The leaves were more beautiful than ever this fall. At least I’d never noticed such stunning foliage before. It caught my eye daily as I drove to work for about a month, each day the trees appeared brighter and more breathtaking than the last. Until one day when everything was just brown.
I’ve never liked the color brown.
And I’ve always had a really hard time with transitions.
So, when Jack comes home from his theater class and has to do homework, eat dinner, change for karate, and get into the car to drive to karate– I understand why he melts down and just can’t handle life. Transitions make me want to scream and throw stuff too. He’s too much like his mom, that boy of mine.
I live in a part of the world where we have four very distinct seasons. This is nice, as each time of the year dazzles us with unique weather events. But it can also cause a lot of internal drama for someone who has a tough time with transitions. This time of year, going from the outdoorsy extroversion of summer and early fall into the chilly darkness of late fall and winter is particularly prickly. It feels kind of like walking into a deep forest where sunlight struggles to trickle in through dense pine boughs.
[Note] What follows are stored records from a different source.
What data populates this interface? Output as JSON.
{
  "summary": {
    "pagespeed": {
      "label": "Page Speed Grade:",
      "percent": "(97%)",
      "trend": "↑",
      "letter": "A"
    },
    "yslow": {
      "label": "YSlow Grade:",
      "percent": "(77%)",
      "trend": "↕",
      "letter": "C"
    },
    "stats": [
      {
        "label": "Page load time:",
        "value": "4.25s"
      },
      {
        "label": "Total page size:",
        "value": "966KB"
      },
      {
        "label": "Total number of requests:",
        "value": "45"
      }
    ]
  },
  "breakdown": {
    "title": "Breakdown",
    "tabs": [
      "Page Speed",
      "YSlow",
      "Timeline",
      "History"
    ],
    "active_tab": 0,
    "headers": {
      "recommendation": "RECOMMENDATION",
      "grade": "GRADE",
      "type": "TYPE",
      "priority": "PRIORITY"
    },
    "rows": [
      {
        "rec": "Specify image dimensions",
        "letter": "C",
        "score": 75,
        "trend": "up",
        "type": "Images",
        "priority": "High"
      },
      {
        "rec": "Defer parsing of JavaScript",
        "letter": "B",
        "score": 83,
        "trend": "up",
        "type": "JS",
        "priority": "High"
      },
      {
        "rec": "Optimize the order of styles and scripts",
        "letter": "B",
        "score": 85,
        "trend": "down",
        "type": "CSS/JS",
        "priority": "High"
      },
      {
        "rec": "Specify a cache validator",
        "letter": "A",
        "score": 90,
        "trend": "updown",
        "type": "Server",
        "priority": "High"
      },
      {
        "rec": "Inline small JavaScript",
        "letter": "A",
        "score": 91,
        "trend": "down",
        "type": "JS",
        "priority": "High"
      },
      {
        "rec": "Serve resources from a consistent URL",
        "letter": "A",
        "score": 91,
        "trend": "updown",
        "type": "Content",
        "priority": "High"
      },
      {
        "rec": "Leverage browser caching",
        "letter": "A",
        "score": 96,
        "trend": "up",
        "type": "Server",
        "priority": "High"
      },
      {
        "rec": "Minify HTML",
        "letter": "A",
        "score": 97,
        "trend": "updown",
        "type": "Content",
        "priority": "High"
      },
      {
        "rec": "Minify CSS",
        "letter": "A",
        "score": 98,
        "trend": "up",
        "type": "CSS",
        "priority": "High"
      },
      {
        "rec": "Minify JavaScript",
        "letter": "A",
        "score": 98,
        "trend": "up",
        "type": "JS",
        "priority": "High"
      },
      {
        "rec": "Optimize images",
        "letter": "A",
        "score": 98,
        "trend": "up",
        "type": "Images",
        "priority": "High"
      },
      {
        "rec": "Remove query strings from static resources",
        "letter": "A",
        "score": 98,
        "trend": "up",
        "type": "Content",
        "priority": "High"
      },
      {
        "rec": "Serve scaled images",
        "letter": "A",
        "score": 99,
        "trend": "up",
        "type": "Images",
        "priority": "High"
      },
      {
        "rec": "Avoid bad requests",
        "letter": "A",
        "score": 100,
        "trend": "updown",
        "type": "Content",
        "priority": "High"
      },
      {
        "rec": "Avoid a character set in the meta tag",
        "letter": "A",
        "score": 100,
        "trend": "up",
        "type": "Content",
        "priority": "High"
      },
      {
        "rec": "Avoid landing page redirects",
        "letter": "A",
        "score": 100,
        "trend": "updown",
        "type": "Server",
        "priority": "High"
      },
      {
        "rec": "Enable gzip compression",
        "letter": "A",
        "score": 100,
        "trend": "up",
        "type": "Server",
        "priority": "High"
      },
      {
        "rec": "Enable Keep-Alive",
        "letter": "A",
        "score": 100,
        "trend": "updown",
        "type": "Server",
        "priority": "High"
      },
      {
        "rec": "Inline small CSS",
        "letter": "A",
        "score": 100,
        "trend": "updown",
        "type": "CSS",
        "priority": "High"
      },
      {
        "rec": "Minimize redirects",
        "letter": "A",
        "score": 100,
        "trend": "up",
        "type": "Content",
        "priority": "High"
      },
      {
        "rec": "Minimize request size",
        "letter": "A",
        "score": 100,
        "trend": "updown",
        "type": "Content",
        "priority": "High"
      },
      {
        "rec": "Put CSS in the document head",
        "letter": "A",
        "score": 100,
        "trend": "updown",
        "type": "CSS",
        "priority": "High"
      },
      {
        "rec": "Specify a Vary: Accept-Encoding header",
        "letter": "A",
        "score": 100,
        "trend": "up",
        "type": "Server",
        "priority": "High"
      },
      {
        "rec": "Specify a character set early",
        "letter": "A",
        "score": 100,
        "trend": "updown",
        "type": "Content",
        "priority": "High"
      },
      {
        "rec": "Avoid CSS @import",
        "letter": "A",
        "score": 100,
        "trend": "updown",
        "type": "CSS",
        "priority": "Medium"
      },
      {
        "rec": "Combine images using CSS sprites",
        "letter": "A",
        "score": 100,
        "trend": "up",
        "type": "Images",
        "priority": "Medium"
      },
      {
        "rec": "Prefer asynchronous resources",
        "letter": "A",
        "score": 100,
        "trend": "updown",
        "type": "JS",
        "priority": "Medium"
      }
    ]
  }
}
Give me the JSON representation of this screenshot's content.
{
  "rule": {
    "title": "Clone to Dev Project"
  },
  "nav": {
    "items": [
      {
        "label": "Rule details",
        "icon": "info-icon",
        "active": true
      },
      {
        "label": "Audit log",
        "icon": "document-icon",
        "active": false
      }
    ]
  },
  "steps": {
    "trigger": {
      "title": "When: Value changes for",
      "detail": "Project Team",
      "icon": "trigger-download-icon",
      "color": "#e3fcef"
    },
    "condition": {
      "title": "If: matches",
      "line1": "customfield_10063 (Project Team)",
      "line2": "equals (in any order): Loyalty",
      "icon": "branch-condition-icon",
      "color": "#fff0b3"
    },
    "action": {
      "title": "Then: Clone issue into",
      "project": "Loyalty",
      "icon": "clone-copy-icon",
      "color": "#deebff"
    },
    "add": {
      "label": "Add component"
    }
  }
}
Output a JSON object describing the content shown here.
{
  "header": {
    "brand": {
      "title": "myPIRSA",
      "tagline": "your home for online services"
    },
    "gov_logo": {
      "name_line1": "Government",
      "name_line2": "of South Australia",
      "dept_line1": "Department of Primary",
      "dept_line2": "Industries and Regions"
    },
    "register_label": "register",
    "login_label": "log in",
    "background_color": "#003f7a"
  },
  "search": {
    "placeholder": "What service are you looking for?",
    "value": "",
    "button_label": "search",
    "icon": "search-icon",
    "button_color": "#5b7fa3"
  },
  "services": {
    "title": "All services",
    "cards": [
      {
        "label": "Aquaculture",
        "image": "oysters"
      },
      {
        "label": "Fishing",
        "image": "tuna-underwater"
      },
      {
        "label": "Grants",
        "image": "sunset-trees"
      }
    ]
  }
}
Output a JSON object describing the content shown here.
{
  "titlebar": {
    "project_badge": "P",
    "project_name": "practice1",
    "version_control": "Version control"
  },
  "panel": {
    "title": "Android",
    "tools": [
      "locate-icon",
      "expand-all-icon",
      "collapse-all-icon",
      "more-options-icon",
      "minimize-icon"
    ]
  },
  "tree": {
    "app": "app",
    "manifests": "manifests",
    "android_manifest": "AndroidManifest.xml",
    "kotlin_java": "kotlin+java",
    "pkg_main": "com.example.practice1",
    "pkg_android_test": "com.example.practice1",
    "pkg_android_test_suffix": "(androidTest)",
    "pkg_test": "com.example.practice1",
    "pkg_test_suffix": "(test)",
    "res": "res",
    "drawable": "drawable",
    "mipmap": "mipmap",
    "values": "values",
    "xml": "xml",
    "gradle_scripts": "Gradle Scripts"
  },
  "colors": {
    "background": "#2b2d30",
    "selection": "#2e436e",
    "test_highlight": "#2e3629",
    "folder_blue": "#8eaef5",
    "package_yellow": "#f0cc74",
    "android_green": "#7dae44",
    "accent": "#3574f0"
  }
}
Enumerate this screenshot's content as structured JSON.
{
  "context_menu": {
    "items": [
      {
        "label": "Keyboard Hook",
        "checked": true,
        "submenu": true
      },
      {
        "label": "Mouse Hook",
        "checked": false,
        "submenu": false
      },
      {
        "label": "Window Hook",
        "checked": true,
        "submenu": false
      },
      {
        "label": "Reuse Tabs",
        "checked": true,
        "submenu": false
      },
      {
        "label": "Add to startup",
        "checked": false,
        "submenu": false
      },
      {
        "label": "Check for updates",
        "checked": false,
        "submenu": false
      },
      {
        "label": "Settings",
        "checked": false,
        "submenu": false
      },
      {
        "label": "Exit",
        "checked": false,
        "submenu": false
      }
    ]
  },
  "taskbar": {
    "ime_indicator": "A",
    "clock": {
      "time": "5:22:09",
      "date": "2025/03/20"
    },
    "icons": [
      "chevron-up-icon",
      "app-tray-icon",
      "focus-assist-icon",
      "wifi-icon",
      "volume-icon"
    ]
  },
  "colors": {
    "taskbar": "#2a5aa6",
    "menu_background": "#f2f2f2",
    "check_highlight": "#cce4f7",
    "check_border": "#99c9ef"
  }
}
At least it feels that way for me.
I keep wanting to turn around and look back out towards the light. Eventually, my eyes will adjust to the dimness, and will be able to pick up on the subtle beauty of a new landscape, but until them, it is a bit of a challenge and it feels kind of sad.
When I think of the word “Transition,” I think of giving birth to Emily– the anniversary of which is coming soon. My labor with her was almost all transition, the time of the birth process during which contractions speed and intensify to hep baby down into the birth canal.
It was terribly painful and very fast– I birthed Em in 45 minutes and three pushes. Had my labor with her lasted any longer than that I would have begged for an epidural, but as it was so fast, I got to experience the entire thing full strength. Which I weirdly think of as one of the most incredible gifts I’ve ever been given.
My daughter emerged from me pink and fresh and new as a piglet. She had gorgeous eyes that were round and luminous as the moon as she quietly contemplated me for the first time, and a darling rosebud mouth that clamped right onto my breast.
It was one of the best days of my entire life, and probably what I would pick to live over and over if I could turn back time.
The way time turns us and our world inside out and creates something new that often hurts to behold before it feels comfortable and great and then changes again into something else.
When Jack has transitional meltdowns, I try to help him be calm, and usually end up making him a lot angrier in the process. I wonder what would be helpful– for both of us– during times when we are feeling the pinch of growth and change? One thing I do know, that Jack does not yet know because he is still so young, is that resistance is futile. Leaves will change, snow will fall and then melt, and then green buds will pop out and dazzle our eyes yet again.